A conversational approach helps on so many levels – new or related insights are often shared during a conversation, there is more presenter energy, and audio interest is heightened from hearing multiple voices.
But it can’t be just an after-thought – you really should design it in to your presentation. What do I mean?
We recently produced an audio webinar with a large group of presenters. To break up the slide presentations, two of the presenters carried on a dialogue between them. In concept this was great, but in practice it didn’t always work so well.
Why? Rather than discussing a point in more detail and having a natural dialogue, one of the presenters was asking questions that so obviously pointed to the upcoming slide (and upcoming bullet point) in the deck that it clearly had to be rehearsed. This defeated the naturalness and authenticity they were striving to achieve.
The fix? Make sure your accompanying slides are visual rather than text heavy.
This gives the presenters freedom to cover the points in any order or manner they wish. The speakers can always use the original slides to remember the key points they want to discuss, and provide them as part of a hand-out after the event.

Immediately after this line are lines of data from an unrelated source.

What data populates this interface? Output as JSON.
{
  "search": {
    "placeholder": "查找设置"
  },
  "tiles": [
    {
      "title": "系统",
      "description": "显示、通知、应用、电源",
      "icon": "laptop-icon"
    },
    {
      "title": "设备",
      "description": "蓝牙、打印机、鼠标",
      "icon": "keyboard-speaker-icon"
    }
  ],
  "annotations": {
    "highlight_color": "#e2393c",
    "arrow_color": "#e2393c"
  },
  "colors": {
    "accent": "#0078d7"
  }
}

The feeling then becomes more like a discussion or interview and breaks up the longer webinar presentation.